It’s also important to know that companies may require a couple days’ notice to make the change. Check with your realtor or lender to find out when the current owner is turning off the service in your new residence, so you know when to have it switched to your name.
- Obtain Keys and Passcodes
If you’re moving into a Homeowners Association (HOA) or gated community, you may need keys or passcodes to access amenities such as the pool or tennis courts. You might also need a key for a central mailbox. If the necessary keys and codes aren’t provided at closing, be sure to get the name of an HOA contact that can facilitate the handover.
If you’re moving into a gated community, make sure you have a code for entering the property or that the association knows when you are moving in, so they can alert a guard, if there is one on site, to authorize your entry.
- Change Locks for Security
When moving into a new residence, you never know how many keys to your home might be in circulation from the previous owner. It’s always a good idea to change your locks and/or update the codes on keypads to prevent unauthorized access to your new home.
- Review Your Homeowners Policy
During your move or shortly thereafter, review the homeowners policy you put in place to ensure it meets your current and future needs. Look at things like the annual premium, what is and is not covered by your policy, and the deductibles required should something need to be fixed or replaced. A quick call to your insurance provider is recommended. They can assist by asking the right questions, so your coverage meets the needs of your new dwelling.
- Think About Routine Cleaning and Maintenance
As you’re moving in, take care of common cleaning and maintenance tasks to ensure your health and safety. These tasks include locating the water and gas shut-off valves, finding the circuit breaker, cleaning and sanitizing all rooms (especially bathrooms and kitchens), verifying the dryer vent is clear of buildup, changing furnace filters, and testing and/or changing the batteries on your smoke alarms and carbon monoxide detectors. Many of these tasks could potentially save your life, so it’s important to cross these off your list as soon as you move in.
Moving into a new home is an exciting adventure. By taking these 6 steps, you can ensure a smoother transition, while protecting the safety and security of your family, your investment, and your future.

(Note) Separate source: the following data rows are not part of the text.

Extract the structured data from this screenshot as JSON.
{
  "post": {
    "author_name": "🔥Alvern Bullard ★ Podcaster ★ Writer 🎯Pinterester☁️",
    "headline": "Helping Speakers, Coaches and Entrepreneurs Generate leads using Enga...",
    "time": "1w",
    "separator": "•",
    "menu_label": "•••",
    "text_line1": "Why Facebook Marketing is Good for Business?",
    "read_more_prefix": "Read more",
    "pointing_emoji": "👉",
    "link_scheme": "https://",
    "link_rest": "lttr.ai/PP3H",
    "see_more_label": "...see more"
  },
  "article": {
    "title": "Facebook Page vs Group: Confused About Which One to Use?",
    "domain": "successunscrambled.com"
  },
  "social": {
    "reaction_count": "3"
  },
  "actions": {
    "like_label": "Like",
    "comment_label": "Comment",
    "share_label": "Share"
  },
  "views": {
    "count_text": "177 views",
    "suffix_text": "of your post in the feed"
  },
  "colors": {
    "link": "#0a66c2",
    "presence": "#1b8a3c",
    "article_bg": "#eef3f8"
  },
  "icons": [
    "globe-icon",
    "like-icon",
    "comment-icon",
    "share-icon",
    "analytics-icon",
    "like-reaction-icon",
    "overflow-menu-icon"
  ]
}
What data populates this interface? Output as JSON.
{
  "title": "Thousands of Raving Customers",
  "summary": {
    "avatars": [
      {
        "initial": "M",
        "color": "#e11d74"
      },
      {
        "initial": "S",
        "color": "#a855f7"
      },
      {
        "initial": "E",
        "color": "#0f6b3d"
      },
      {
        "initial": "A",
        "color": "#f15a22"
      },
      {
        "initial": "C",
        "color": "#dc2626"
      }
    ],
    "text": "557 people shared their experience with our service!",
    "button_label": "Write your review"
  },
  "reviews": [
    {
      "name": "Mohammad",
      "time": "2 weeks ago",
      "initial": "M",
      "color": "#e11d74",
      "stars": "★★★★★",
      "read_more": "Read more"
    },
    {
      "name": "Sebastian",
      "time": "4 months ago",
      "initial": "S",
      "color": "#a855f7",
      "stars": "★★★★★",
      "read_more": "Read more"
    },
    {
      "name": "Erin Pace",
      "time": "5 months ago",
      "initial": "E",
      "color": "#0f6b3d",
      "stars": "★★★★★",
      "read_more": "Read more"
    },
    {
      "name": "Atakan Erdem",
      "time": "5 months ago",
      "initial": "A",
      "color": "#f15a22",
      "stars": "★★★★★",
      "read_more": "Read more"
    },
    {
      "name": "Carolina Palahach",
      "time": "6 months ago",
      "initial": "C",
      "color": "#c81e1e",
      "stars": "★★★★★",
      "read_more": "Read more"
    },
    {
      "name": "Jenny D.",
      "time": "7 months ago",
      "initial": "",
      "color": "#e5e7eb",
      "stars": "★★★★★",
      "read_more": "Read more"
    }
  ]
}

The articles in this blog are for informational purposes only and not intended to provide specific advice or recommendations. When making decisions about your financial situation, consult a financial professional for advice. Articles are not regularly updated, and information may become outdated.